Psychometric Properties of the Consumer Assessment of Health Plans Study (CAHPS®) 2.0 Adult Core Survey


  • J. Lee Hargraves,

  • Ron D. Hays,

  • Paul D. Cleary

  • This work was supported in part by cooperative agreement HS09205 from the Agency for Healthcare Research and Quality (formerly the Agency for Health Care Policy and Research).

Address correspondence to J. Lee Hargraves, Ph.D., Center for Studying Health System Change, 600 Maryland Ave., Suite 550, Washington, DC 20024. Ron D. Hays, Ph.D., is with the UCLA School of Medicine and RAND, Health Sciences Program. Paul D. Cleary, Ph.D., is with the Department of Health Care Policy, Harvard Medical School, Boston


Objective. To estimate the reliability and validity of survey measures used to evaluate health plans and providers from the consumer's perspective.

Data Sources. Members (166,074) of 306 U.S. health plans obtained from the National CAHPS® Benchmarking Database 2.0, a voluntary effort in which sponsors of CAHPS® surveys contribute data to a common repository.

Study Design. Members of privately insured health plans serving public and private employers across the United States were surveyed by mail and telephone. Interitem correlations and correlations of items with the composite scores were estimated. Plan-level and internal consistency reliability are estimated. Multivariate associations of composite measures with global ratings are also examined to assess construct validity. Confirmatory factor analysis is used to examine the factor structure of the measure.

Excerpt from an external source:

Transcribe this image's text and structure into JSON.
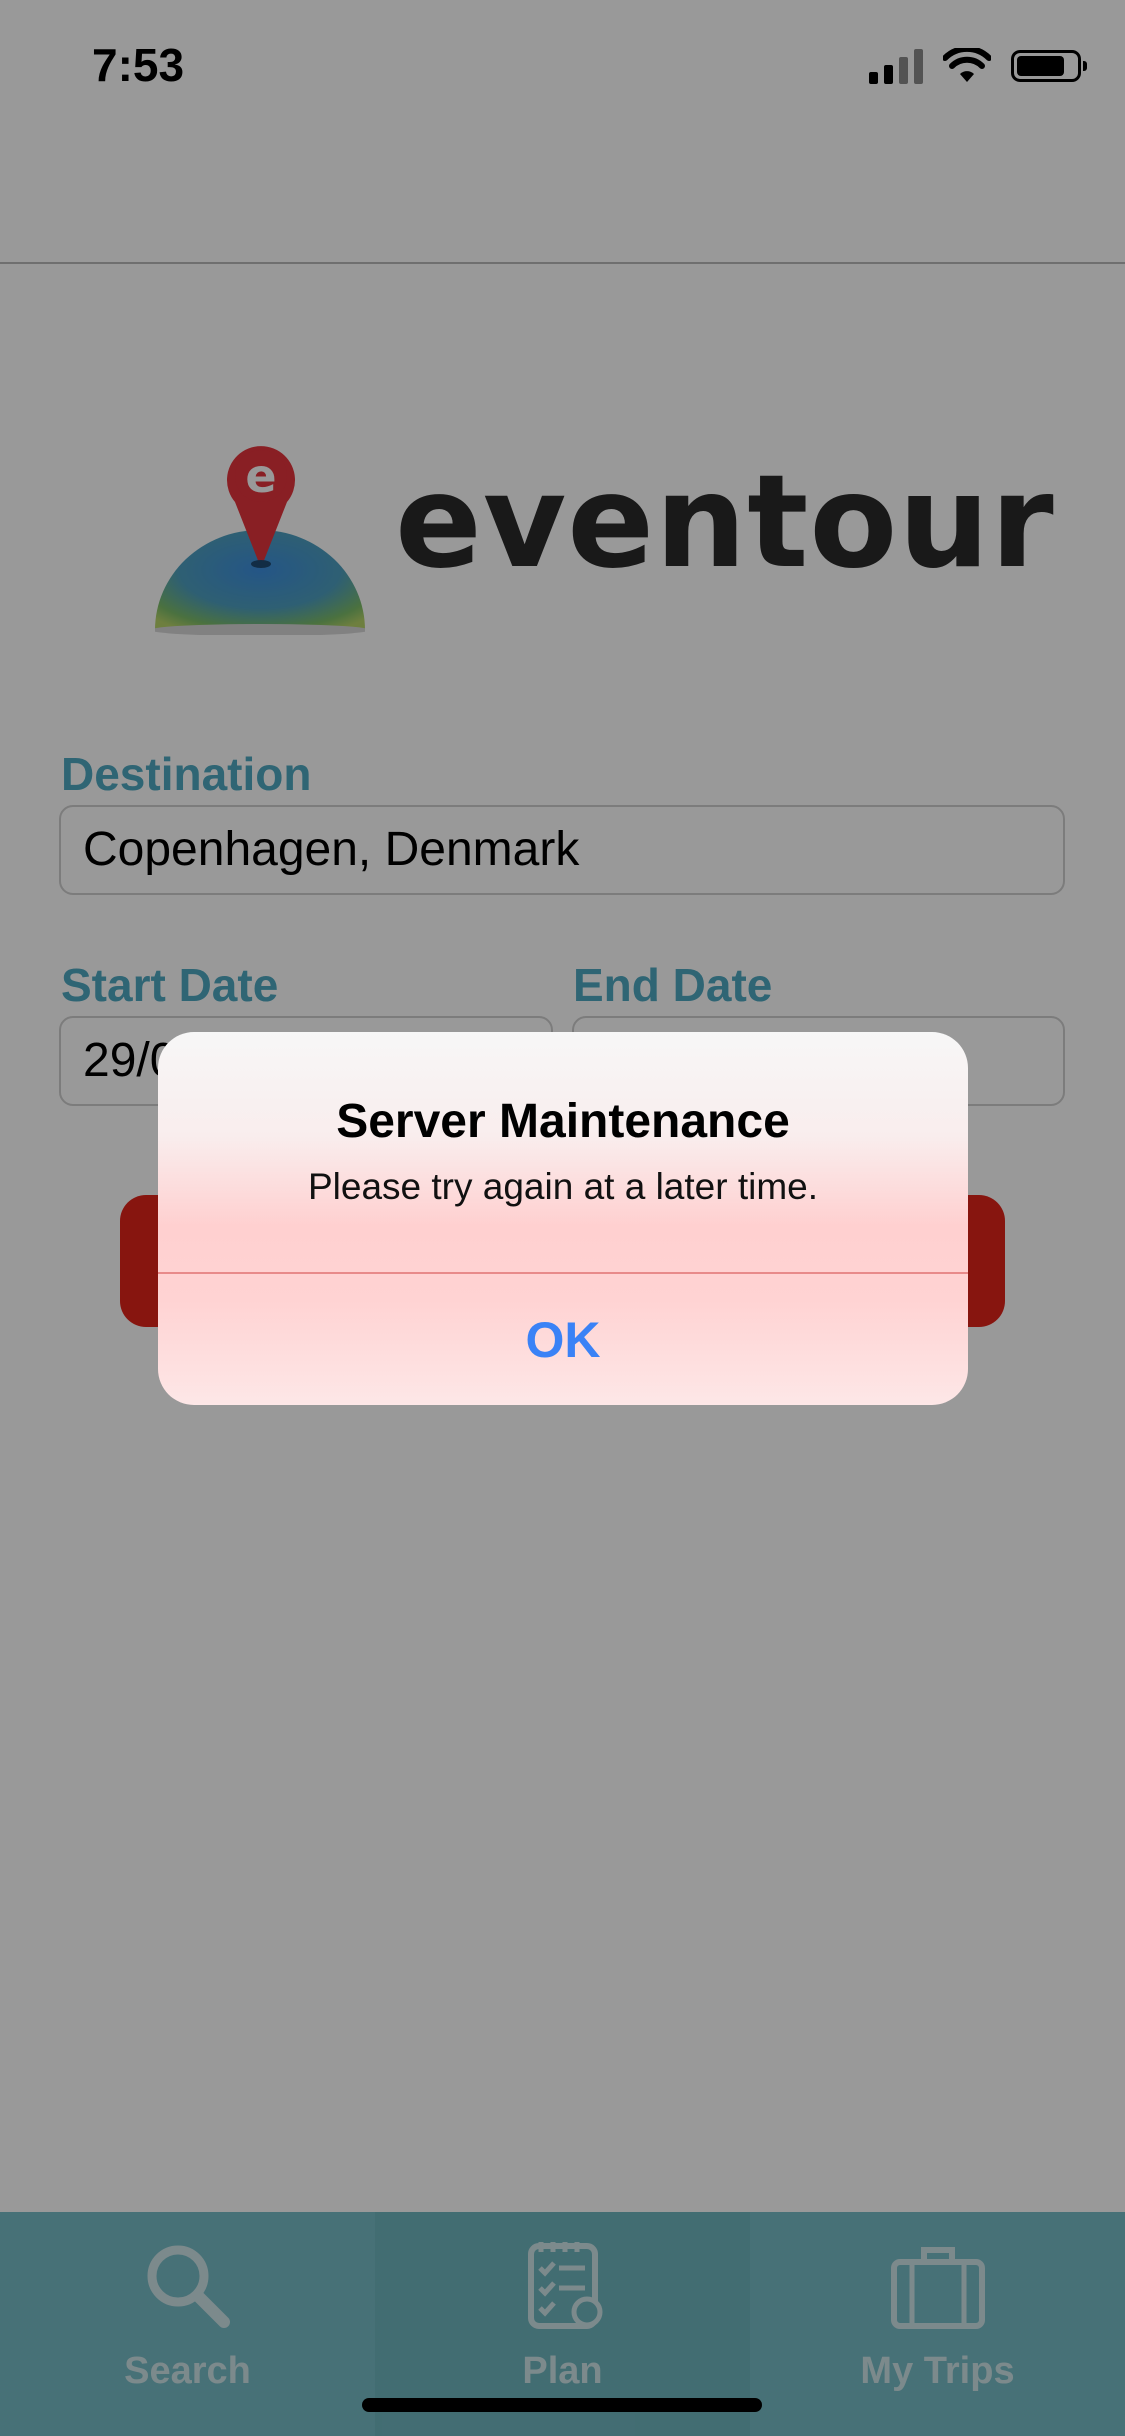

Findings. Plan-level reliability of all CAHPS® 2.0 reporting composites is high with the given sample sizes. Fewer than 170 responses per plan would achieve plan-level reliability of .70 for the five composites. Two of the composites display high internal consistency (Cronbach's alpha >=.75), while responses to items in the other three composites were not as internally consistent (Cronbach's alpha from .58 to .62). A five-factor model representing the CAHPS® 2.0 composites fits the data better than alternative two- and three-factor models.

Conclusion. Two of the five CAHPS® 2.0 reporting composites have high internal consistency and plan-level reliability. The other three summary measures were reliable at the plan level and approach acceptable levels of internal consistency. Some of the items that form the CAHPS® 2.0 adult core survey, such as the measure of waiting times in the doctor's office, could be improved. The five-dimension model of consumer assessments best fits the data among the privately insured; therefore, consumer reports using CAHPS® surveys should provide feedback using five composites.